The dealer was pretty casual alright, constantly dishing out strategies and advice to the timid players with affable humour. And man, was he dealing some sweet cards to Alan. I can’t tell you how many times he dealt Al a Blackjack, but I know at least twice Alan had a $45 bet on the table when it happened. I can also tell you that we were a full three dealers in before I got my first Blackjack. By the time the first guy switched out for another dealer Alan had easily tripled his $100 buy-in, while I had barely managed to stay even.
The second dealer pummelled me hard but Alan managed to stay way up, and probably added even more to his pile.
In addition to the dealer’s near-constant jovial advice to the other players, Al was pretty quick to point out when the people around us did something wrong. “No, you never do that!” he said whenever someone hit twelve or more when the dealer was showing a six or less. “You should have split that,” he advised when people opted to hold on to their pair of tens against the dealers deuce. “Stupid, stupid!” he insisted when people were unwilling to hit their sixteen despite the dealer holding a face card. He even started making hand signs on other’s behalf, indicating when they should hold or take another card.
The oddest part of it is that Alan ‘played from the gut’ and ignored standard Blackjack protocol on many occasions, like sticking at sixteen in the face of the dealer’s nine or doubling his bet by splitting face cards while the dealer held a face card of his own (he did that twice in a row).
And the most amazing part of that? He won almost every time, odds be damned. Including both of those face-card splits.
When I asked him the next day about his habit of administering advice at the gambling table he said, “Yeah, some people don’t like it when you do that,” which leads me to believe he always does it. Curious.
When I suggested that he often didn’t follow his own advice, like those times he split the face cards he said, “I didn’t do that! I would never split a twenty hand if the dealer was showing a face card.”
“Why then did the dealer say to you, ‘What, you have no respect for my queen?’” I posited.
“I do remember him saying that,” Al said, drifting off. “It must have been about something else…”
Back to the Holland Casino: I had by this time borrowed 150 euros from Alan’s stack, so I was literally playing on borrowed chips. Luckily I found the third dealer was a charm. Finally my fortune had changed and I rocked it, swiftly rebuilding my stack. Unfortunately I could see that Alan’s luck had turned as well, and his prodigious pile of chips was steadily decreasing.

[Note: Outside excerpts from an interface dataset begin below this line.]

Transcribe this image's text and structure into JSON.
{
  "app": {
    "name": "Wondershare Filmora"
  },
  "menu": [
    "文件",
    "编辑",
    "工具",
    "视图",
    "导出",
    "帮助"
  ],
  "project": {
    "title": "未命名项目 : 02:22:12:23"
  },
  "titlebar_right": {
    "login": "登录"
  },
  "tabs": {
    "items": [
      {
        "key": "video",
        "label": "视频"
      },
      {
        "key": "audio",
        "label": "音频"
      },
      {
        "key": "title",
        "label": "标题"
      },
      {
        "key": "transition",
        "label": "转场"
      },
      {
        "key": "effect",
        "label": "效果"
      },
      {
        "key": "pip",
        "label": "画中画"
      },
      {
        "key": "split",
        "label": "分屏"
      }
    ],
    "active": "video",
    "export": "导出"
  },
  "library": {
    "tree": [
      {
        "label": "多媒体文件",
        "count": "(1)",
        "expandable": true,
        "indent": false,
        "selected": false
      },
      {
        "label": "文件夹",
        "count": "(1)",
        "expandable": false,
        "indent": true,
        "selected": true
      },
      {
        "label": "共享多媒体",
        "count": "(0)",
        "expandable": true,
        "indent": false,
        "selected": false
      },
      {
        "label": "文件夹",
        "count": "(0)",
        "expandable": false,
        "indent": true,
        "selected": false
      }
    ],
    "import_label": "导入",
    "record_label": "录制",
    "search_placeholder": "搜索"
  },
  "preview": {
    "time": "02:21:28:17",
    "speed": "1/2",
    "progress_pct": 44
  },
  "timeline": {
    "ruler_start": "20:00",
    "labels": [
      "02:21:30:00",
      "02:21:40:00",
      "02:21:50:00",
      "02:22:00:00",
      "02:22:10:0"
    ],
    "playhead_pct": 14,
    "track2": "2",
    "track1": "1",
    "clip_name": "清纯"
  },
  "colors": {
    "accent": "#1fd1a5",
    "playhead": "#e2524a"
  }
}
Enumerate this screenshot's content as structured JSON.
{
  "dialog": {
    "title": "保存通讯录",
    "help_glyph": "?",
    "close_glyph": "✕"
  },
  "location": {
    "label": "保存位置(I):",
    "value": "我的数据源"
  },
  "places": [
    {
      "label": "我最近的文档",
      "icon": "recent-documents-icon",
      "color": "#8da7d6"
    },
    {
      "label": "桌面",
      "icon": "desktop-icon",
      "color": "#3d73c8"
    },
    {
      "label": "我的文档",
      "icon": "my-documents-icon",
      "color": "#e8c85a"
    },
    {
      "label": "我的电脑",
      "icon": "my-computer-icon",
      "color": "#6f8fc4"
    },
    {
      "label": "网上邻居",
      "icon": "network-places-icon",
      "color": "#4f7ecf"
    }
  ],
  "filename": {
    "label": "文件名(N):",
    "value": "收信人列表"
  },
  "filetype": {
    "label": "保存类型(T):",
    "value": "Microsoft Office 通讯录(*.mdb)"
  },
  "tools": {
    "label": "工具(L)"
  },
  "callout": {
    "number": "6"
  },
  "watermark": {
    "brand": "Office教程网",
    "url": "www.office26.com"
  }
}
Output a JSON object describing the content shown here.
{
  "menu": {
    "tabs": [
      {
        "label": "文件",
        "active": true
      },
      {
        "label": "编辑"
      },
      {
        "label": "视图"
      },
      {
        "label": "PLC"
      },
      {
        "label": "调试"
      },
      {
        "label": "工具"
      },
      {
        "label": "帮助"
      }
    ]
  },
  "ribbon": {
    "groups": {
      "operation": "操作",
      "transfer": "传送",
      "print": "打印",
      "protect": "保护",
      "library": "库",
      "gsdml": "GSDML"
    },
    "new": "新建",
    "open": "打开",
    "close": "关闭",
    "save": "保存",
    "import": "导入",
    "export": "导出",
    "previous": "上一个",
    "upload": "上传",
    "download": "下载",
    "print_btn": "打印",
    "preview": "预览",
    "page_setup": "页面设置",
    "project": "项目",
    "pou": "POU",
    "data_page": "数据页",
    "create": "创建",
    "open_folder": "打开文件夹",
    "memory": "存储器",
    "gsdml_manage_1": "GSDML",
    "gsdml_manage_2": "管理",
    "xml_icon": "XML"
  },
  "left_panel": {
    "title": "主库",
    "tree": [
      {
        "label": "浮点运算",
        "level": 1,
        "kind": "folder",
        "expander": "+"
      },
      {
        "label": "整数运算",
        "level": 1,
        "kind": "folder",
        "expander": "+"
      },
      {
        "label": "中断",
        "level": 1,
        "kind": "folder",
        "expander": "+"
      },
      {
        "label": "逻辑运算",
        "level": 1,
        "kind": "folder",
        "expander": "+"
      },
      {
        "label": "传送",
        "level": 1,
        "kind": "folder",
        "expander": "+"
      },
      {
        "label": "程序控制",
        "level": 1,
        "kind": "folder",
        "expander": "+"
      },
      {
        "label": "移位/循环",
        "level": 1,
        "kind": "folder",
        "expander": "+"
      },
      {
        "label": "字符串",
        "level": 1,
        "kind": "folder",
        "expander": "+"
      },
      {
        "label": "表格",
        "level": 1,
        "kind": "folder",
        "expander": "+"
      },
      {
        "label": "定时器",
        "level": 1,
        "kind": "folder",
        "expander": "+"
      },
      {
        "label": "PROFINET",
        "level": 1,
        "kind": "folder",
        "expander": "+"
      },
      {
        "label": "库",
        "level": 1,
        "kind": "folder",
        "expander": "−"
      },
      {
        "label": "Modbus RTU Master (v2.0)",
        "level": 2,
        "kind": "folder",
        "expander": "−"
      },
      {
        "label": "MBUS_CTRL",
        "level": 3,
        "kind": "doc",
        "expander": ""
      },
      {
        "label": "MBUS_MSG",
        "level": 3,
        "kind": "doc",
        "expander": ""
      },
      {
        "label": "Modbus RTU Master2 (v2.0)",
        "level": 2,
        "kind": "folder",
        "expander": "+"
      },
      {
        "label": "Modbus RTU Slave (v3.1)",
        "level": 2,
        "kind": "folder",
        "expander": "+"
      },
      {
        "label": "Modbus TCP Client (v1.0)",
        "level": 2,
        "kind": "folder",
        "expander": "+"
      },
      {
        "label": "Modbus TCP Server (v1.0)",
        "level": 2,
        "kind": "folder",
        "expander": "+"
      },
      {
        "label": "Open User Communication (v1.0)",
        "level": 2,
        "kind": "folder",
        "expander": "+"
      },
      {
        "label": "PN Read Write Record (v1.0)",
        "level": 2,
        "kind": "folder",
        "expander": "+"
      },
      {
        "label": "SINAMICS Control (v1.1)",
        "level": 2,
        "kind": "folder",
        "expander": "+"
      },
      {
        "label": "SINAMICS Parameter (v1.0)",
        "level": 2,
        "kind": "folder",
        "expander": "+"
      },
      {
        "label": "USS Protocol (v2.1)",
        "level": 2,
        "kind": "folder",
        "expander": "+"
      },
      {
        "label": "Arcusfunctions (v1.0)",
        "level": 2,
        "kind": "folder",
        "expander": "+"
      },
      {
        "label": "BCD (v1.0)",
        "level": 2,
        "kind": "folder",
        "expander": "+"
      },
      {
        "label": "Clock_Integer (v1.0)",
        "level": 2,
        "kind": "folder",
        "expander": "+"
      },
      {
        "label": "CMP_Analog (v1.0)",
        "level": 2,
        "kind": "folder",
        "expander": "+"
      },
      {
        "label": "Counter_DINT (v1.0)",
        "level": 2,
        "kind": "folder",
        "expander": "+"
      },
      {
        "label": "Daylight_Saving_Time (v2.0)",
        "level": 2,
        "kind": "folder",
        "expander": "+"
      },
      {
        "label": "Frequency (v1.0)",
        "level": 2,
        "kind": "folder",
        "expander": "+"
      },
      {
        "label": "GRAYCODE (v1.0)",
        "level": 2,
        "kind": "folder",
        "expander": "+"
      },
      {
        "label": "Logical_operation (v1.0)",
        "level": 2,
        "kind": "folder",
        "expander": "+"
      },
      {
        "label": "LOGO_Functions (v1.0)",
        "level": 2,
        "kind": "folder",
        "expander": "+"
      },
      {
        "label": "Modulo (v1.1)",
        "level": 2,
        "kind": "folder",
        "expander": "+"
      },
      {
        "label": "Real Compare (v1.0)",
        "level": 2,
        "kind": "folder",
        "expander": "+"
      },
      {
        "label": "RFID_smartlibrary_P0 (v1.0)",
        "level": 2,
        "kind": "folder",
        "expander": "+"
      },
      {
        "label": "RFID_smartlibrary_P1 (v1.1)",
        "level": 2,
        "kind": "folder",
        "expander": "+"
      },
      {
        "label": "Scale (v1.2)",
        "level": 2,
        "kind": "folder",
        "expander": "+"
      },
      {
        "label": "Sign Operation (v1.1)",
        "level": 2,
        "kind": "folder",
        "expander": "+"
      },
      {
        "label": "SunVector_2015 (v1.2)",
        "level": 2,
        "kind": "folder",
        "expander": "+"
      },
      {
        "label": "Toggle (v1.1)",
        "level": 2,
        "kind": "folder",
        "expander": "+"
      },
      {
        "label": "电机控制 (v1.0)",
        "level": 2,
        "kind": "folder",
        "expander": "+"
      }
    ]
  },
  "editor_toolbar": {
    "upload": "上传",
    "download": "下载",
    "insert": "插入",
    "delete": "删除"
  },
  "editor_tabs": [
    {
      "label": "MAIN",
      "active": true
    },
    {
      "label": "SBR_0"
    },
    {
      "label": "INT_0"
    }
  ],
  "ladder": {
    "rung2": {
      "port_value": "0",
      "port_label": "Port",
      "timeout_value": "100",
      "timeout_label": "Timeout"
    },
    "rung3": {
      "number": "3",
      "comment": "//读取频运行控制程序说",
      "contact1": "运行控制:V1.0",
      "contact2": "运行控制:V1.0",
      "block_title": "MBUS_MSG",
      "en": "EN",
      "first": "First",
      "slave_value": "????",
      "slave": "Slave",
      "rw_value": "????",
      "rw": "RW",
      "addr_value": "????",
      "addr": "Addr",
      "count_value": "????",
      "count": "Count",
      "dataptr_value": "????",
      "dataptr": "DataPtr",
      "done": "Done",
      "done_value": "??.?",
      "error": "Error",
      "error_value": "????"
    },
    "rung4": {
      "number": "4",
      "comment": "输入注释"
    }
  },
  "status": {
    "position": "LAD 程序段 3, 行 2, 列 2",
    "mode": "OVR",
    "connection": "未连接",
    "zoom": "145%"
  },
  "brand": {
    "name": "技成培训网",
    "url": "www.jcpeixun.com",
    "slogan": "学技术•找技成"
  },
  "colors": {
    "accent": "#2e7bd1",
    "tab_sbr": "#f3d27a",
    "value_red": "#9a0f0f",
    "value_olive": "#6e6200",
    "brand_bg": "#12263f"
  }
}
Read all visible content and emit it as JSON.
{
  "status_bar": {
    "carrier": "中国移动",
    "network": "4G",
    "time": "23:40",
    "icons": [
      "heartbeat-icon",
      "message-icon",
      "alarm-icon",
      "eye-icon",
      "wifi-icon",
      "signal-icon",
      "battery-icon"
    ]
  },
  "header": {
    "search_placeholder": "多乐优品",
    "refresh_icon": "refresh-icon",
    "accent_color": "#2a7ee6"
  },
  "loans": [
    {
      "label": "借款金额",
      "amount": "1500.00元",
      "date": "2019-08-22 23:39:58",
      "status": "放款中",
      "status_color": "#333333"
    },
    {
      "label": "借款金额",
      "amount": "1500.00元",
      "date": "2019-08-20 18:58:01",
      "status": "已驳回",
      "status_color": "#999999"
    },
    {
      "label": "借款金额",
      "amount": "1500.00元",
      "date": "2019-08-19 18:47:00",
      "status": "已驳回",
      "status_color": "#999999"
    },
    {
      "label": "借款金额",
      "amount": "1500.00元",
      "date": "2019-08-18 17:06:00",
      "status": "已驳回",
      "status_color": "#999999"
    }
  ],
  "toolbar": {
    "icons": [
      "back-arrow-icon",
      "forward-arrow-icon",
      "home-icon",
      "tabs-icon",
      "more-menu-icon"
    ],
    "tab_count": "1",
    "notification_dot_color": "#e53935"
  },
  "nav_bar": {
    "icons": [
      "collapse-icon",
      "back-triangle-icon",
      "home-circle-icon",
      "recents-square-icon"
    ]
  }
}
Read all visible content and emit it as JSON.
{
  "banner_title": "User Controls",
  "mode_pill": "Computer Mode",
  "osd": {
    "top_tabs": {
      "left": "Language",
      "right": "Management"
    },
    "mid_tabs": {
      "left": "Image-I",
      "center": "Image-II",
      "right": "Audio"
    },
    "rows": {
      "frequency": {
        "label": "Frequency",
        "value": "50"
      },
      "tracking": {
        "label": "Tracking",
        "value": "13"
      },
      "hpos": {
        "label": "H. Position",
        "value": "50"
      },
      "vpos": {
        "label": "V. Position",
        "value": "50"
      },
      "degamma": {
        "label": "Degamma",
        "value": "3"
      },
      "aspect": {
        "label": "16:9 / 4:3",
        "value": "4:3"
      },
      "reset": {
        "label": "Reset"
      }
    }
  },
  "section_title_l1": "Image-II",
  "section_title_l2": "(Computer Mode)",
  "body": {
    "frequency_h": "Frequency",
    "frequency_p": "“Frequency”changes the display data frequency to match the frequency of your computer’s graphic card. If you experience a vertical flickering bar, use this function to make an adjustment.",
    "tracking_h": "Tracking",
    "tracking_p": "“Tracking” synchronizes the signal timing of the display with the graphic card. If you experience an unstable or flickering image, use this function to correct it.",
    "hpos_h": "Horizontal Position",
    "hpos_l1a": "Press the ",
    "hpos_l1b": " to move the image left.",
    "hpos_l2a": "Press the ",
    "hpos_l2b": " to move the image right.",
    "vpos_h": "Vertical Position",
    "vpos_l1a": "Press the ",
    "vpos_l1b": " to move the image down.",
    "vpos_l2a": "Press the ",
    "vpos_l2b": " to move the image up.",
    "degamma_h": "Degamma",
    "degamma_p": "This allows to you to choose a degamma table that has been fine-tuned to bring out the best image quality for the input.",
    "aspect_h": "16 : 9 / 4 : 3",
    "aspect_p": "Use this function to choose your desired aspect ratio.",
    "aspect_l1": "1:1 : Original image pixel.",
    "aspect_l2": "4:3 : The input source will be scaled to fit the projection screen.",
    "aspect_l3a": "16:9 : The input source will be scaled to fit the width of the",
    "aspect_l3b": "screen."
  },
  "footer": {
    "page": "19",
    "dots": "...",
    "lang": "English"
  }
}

Luckily, the loan I had taken from his stack was his buffer insurance. I kept a close count on things and as soon as I had recouped Al’s 150 euro, my own initial 100 euro investment, plus the fifteen euro I threw away on the roulette wheel and the ten euro had I spent on drinks – and found myself a further five euro ahead – I scanned Al’s chips and suggested we get out of there, right then. He agreed and we chipped up.
Though he would have done much better to have left an hour earlier, Al still walked out of the casino having won a hundred and fifty euros. I had pocketed five euros myself (and stomached several drinks) so we were both ahead of the game. By the time we finally left we had been in the casino for more than three hours. It turned out being a very economical way to spend the evening.
We walked back to the hotel feeling pretty great, passing crowds of weekend partiers most of the way. A couple of girls even accosted us for a ‘street interview’ pretending to be from CNN, asking questions and filming us on their iPhone. We soon left the hoards behind and found ourselves climbing our epic staircase towards a duty-free nightcap from a bottle of Jack Daniels that was somehow still hanging on.